Spring has spring and the pasture of the South Coast’s dairy farms have fired back into life. This means that the fat content of the milk is back on the rise which means it’s the perfect time to make your own butter. You don’t need any fancy equipment, just a stand mixer and I can guarantee you that once you make your own, it’s very hard to go back to the store bought stuff.
1L of the best cream you can find. (I suggest the cream from the Tilba dairy, not that I’m biased or anything!)
A good pinch of salt.
Pour the cream into the bowl of a stand mixer with a whisk attached. Slowly start to whisk the mixture until the cream starts to take on air and increase in volume. Graduallly increase the speed to as high as you can without spraying cream all over your kitchen. While the cream is whisking, set up a colander over a large mixing bowl and line colander with muslin or chux cloth. As the cream continues to whisk, you’ll notice that it will start to become more granular in appearance and will look increasingly yellow. Continue whisking until the cream has distinctly separated into butter and buttermilk. If there mixture is wet but not split, it’s not there yet, wrap a tea towel around the top of the bowl to stop the buttermilk spraying everywhere and continue whisking on a high speed until the butter and buttermilk have separated.

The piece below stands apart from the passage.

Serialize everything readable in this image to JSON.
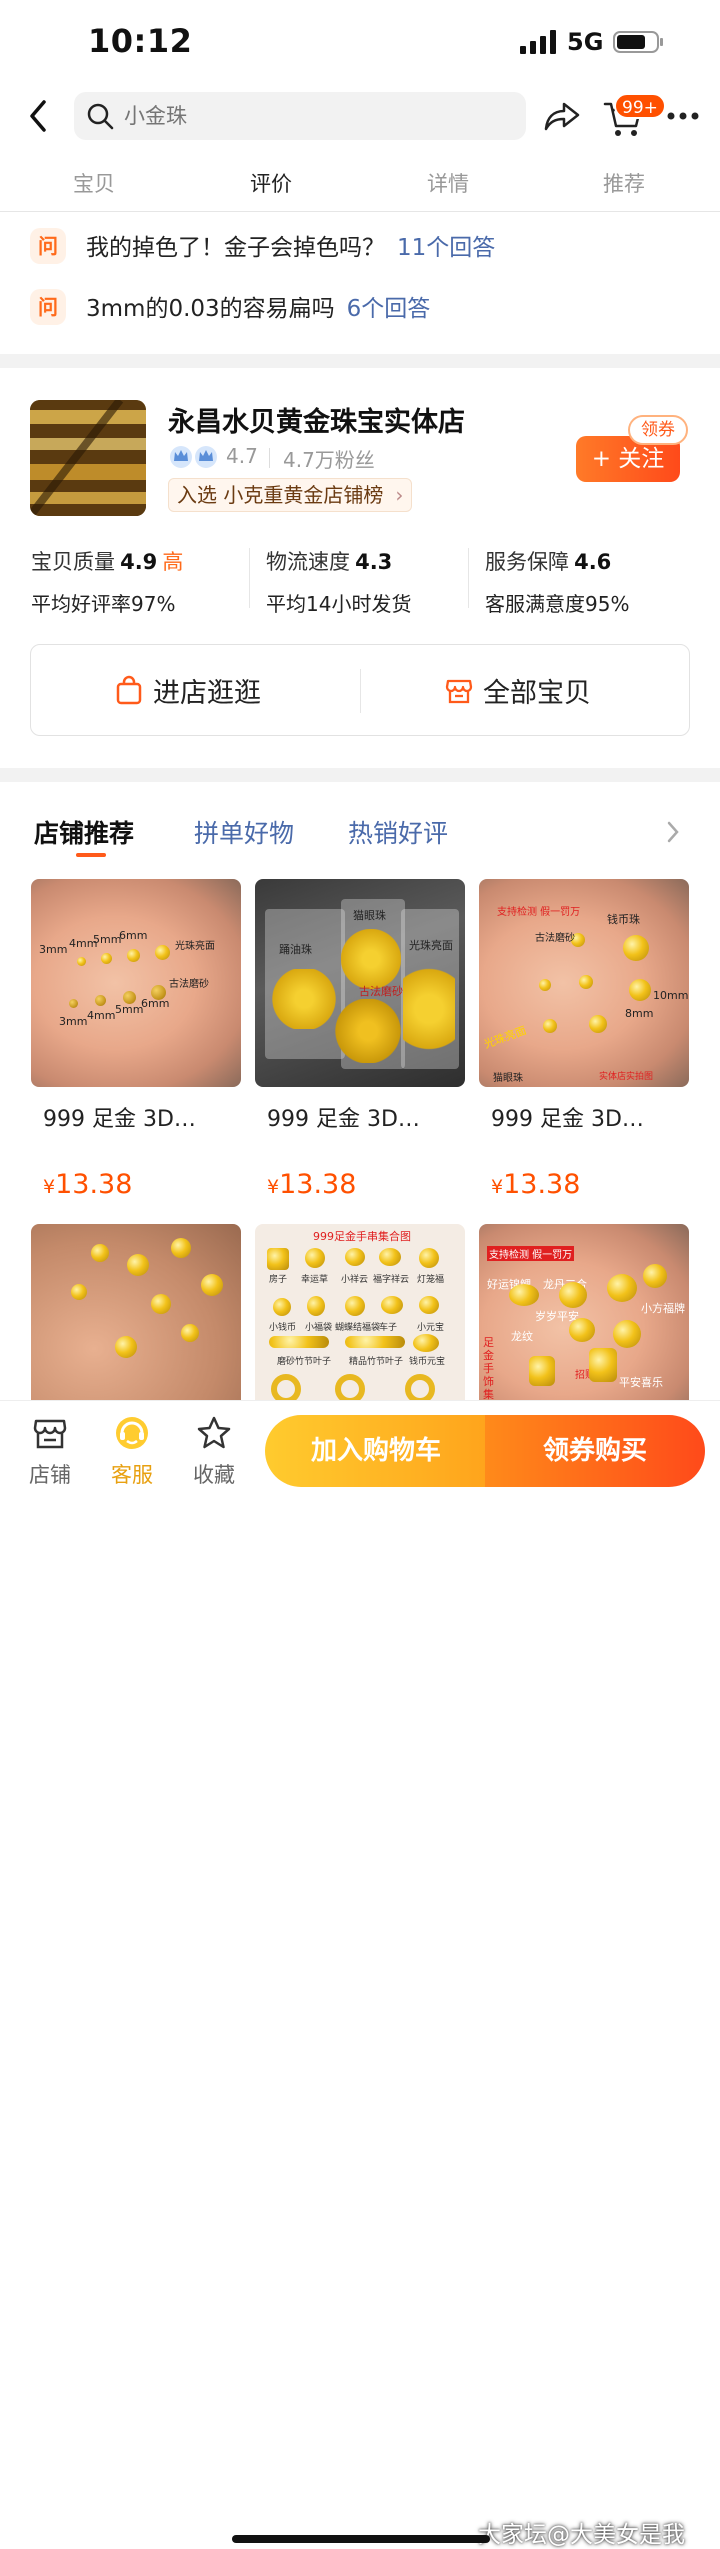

Once the mixture has split, pour the contents of the mixing bowl into the colander. The buttermilk will pass through into the bowl below and the butter will remain in the cloth. Wrap the butter up and give it a good squeeze to remove more of the buttermilk. Pour the buttermilk into a suitable vessel and keep it in the fridge to make pancakes, scones or fried chicken.
To finish the butter, throw a tray of ice cubes into a bowl of cold water and give the ball of butter a good squeeze between your fingers while submerged in the water to squeeze out the last of the buttermilk. Give the butter a good shake over the bowl to get rid of any excess water and then transfer the butter to a sheet of baking paper. Massage a good pinch of salt in to the butter, taste it and add more if you desire. Once the you’ve seasoned it to perfection, then wrap the mixture up into a log and keep in the fridge for up to 2 weeks.
Serve by generously lashing the butter onto a piece of warm baguette.